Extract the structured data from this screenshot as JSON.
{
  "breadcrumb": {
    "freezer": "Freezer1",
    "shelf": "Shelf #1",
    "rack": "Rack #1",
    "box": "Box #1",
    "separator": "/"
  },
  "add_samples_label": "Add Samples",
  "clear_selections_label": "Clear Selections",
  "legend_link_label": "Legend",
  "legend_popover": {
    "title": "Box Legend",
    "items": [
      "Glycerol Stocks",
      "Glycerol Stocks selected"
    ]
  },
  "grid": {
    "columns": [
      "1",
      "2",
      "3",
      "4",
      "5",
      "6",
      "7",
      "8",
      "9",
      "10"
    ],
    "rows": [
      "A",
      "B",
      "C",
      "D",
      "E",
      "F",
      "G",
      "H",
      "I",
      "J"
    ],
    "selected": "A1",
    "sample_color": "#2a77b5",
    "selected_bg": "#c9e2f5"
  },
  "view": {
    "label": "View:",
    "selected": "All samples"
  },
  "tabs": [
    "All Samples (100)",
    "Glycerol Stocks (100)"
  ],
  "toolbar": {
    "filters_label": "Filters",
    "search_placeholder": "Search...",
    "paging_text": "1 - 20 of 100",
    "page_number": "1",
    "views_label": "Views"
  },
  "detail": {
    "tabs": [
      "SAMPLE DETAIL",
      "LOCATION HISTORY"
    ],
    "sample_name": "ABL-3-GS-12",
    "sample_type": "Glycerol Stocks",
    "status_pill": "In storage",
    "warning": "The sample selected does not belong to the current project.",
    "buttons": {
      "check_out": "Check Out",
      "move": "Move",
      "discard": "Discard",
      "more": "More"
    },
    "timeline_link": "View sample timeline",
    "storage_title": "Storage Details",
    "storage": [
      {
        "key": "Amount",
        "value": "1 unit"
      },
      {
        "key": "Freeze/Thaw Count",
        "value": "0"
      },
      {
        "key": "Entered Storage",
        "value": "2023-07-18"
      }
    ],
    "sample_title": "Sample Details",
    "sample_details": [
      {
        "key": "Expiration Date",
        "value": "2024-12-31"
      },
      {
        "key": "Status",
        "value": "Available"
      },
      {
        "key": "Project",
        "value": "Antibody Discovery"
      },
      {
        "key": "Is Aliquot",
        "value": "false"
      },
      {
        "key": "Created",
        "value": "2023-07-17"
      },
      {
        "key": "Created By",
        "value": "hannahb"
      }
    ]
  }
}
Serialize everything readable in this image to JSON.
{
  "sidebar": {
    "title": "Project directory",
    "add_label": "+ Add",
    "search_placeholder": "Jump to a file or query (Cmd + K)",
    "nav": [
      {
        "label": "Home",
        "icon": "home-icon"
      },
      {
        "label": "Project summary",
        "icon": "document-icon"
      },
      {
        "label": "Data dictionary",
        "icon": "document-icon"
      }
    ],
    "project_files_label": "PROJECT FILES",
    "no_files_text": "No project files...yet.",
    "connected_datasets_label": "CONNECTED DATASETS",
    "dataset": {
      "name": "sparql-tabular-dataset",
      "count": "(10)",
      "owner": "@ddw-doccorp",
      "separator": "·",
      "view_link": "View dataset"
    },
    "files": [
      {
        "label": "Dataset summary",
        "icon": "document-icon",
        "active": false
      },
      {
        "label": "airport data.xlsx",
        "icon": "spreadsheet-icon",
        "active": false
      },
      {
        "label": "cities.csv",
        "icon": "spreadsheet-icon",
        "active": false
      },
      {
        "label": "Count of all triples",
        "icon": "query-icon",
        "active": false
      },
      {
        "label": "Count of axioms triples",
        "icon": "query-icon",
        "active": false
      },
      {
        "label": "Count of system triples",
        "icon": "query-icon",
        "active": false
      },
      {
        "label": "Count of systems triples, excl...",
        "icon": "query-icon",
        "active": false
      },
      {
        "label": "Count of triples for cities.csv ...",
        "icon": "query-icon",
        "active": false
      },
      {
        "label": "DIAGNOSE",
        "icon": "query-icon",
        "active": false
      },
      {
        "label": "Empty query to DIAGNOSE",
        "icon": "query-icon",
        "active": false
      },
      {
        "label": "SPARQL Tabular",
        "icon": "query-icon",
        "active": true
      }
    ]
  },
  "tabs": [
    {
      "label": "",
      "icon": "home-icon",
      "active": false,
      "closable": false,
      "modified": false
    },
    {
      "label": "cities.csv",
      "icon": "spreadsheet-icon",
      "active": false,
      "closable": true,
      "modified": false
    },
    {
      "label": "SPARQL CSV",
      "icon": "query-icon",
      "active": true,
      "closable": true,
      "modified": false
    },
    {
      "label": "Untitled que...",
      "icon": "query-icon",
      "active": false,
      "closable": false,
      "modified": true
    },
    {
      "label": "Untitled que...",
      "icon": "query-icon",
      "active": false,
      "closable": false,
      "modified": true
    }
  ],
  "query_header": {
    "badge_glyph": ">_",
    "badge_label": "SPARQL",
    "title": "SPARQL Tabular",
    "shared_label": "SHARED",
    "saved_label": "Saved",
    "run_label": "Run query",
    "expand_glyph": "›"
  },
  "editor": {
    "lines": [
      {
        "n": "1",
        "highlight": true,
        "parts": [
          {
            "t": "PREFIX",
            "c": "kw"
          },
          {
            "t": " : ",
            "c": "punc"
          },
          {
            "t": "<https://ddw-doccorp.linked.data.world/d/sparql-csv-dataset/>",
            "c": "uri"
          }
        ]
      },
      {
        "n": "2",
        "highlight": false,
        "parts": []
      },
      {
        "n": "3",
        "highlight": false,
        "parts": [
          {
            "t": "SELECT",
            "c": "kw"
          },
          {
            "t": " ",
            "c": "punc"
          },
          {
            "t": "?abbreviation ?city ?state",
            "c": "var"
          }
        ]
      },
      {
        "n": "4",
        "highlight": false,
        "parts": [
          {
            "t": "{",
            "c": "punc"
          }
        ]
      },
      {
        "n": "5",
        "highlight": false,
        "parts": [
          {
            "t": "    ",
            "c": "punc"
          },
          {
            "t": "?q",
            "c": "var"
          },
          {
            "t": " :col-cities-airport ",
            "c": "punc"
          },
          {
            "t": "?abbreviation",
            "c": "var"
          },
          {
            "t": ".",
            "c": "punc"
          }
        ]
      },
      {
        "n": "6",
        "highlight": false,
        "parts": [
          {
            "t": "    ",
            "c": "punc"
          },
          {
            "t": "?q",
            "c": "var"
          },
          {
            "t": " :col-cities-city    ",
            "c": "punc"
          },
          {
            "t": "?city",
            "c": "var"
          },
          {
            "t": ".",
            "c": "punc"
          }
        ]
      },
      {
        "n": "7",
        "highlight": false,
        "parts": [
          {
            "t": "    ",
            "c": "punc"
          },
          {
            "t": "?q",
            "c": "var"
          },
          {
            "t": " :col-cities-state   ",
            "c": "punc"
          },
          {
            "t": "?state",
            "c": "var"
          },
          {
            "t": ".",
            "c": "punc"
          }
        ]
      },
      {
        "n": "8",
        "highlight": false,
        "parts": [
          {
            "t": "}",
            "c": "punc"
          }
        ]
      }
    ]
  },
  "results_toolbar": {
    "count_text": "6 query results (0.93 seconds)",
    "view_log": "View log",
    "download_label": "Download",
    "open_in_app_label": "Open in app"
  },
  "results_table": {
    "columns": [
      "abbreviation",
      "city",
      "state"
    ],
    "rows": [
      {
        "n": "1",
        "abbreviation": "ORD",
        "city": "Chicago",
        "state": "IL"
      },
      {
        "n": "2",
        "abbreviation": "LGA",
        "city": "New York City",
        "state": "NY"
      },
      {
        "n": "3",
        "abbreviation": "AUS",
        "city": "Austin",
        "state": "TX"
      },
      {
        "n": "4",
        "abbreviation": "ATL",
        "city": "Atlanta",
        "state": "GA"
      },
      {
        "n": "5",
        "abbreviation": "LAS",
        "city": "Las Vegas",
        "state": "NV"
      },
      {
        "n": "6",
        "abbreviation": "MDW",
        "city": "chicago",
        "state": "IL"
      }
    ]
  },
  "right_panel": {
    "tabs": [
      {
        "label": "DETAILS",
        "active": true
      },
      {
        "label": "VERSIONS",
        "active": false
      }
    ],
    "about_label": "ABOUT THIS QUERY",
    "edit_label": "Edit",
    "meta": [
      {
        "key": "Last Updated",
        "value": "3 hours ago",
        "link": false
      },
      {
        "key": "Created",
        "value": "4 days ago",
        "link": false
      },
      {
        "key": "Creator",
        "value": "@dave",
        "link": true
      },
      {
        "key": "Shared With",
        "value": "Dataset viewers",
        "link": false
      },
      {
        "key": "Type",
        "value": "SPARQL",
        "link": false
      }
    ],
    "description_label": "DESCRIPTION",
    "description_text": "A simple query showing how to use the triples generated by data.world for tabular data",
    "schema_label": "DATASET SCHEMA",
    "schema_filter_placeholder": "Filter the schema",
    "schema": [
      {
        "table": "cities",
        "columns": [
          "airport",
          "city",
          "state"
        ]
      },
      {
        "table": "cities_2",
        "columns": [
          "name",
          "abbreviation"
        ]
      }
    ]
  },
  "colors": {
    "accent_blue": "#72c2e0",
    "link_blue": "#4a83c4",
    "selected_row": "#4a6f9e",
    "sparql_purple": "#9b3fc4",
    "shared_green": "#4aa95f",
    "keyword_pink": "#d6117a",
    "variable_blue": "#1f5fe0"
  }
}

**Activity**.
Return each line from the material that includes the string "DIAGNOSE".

**Response below**.
        "label": "DIAGNOSE",
        "label": "Empty query to DIAGNOSE",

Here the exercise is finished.